Data for this task:
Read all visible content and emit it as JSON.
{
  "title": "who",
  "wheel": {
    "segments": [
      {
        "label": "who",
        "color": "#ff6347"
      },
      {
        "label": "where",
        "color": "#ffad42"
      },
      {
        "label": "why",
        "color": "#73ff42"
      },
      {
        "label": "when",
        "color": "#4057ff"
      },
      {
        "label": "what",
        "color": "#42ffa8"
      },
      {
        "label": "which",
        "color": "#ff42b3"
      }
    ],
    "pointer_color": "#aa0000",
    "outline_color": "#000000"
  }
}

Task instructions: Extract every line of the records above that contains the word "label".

Response to this exercise:
        "label": "who",
        "label": "where",
        "label": "why",
        "label": "when",
        "label": "what",
        "label": "which",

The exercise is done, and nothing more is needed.